(Task data)
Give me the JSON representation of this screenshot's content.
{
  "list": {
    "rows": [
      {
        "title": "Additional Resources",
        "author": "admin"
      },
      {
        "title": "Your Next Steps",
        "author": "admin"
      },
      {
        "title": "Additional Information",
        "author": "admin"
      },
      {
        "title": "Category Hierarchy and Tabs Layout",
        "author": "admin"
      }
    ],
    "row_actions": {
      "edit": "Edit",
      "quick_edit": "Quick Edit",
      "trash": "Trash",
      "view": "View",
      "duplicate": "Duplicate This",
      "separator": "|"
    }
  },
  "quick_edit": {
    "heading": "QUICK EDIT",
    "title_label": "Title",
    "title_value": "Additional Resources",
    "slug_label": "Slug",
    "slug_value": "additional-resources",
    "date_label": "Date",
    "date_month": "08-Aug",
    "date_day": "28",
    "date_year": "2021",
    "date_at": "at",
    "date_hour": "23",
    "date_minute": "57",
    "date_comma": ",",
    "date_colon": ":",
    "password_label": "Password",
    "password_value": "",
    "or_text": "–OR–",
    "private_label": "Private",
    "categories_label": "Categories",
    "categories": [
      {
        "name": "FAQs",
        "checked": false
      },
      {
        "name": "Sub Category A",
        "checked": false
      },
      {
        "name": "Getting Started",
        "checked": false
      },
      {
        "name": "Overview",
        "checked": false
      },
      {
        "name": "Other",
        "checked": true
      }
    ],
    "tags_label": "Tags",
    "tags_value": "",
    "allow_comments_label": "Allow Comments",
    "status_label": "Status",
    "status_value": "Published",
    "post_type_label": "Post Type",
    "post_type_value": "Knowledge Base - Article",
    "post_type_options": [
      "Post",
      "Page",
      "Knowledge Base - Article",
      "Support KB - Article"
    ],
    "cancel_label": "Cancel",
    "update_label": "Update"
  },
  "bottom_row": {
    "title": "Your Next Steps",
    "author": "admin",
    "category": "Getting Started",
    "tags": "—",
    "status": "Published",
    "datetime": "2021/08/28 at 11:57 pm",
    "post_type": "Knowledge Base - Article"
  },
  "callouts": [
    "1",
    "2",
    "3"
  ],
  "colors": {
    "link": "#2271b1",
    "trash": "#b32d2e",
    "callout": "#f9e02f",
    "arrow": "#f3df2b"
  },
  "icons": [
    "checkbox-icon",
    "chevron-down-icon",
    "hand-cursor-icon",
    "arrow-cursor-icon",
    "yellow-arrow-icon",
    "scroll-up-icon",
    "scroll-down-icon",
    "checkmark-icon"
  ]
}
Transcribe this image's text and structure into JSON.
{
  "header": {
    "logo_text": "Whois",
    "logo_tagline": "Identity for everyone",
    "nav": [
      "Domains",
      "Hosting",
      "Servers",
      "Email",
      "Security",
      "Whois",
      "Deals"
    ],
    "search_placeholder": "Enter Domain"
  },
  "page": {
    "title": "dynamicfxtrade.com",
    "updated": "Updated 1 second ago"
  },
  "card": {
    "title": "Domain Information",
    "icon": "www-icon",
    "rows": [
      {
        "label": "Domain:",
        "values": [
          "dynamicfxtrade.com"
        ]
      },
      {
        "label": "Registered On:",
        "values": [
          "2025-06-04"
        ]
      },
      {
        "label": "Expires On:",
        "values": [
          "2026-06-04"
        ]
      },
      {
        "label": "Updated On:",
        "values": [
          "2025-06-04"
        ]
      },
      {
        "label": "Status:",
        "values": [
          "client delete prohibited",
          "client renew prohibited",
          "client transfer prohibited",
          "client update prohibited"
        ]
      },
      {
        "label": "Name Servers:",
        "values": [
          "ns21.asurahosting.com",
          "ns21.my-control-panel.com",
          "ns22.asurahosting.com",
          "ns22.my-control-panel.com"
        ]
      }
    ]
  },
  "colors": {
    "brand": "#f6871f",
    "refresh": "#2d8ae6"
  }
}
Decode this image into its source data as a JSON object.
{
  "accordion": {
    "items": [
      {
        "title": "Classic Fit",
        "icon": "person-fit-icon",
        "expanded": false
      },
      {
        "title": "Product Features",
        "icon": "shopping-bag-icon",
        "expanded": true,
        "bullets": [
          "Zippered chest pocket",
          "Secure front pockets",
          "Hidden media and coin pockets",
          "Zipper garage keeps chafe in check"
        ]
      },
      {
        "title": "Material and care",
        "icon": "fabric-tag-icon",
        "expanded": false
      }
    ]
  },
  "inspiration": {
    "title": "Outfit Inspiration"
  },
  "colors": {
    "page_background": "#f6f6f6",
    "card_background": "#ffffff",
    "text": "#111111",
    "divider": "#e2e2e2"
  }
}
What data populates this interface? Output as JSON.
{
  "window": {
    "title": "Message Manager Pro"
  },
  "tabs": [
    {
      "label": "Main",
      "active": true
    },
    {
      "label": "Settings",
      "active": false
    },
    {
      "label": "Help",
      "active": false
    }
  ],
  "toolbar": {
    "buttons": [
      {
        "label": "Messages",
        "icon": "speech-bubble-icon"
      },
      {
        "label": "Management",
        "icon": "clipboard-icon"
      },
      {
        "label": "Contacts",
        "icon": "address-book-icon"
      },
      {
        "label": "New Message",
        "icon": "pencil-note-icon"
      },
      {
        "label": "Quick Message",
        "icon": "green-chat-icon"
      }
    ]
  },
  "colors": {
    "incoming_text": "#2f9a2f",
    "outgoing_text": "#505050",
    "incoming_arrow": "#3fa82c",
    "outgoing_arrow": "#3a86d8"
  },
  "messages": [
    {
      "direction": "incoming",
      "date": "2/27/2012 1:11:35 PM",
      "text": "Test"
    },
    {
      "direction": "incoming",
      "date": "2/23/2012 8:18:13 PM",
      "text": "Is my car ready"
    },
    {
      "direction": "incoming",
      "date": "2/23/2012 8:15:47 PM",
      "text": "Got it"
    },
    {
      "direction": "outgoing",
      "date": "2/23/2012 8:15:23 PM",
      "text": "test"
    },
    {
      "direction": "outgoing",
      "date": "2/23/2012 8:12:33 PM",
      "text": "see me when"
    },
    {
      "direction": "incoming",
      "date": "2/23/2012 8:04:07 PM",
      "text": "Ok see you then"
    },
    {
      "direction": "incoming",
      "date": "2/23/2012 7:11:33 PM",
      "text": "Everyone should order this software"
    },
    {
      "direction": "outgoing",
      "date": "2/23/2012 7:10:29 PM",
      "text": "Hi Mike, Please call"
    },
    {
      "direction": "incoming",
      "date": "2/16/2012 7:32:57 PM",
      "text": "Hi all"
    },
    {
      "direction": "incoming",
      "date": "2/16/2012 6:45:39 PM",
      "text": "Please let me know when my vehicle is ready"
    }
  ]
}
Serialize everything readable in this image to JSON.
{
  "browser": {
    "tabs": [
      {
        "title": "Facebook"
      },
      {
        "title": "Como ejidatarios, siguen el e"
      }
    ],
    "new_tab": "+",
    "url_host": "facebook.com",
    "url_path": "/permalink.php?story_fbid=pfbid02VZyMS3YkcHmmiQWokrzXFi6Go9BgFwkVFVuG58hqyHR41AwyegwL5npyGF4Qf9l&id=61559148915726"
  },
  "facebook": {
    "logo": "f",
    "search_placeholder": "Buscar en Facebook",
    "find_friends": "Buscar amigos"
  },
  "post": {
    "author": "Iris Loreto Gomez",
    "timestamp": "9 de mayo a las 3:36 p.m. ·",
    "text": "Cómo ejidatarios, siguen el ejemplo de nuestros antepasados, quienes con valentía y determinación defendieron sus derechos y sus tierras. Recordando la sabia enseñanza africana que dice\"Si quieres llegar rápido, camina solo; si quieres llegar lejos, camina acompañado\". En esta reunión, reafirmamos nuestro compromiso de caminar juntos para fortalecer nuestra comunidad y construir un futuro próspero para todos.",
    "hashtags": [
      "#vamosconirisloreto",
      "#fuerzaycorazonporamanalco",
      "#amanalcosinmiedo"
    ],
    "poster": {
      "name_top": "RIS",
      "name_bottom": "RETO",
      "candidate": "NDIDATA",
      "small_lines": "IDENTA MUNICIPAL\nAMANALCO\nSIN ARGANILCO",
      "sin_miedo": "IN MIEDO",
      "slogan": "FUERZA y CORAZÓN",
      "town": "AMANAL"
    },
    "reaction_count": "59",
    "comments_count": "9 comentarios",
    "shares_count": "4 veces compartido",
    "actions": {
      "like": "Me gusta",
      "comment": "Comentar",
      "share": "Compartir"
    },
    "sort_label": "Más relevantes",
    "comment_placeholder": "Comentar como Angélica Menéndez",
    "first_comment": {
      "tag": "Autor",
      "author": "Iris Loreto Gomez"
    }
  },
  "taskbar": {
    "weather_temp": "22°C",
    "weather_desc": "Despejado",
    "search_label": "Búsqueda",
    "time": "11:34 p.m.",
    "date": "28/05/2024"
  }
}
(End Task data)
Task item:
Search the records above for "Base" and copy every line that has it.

Finished task:
    "post_type_value": "Knowledge Base - Article",
      "Knowledge Base - Article",
    "post_type": "Knowledge Base - Article"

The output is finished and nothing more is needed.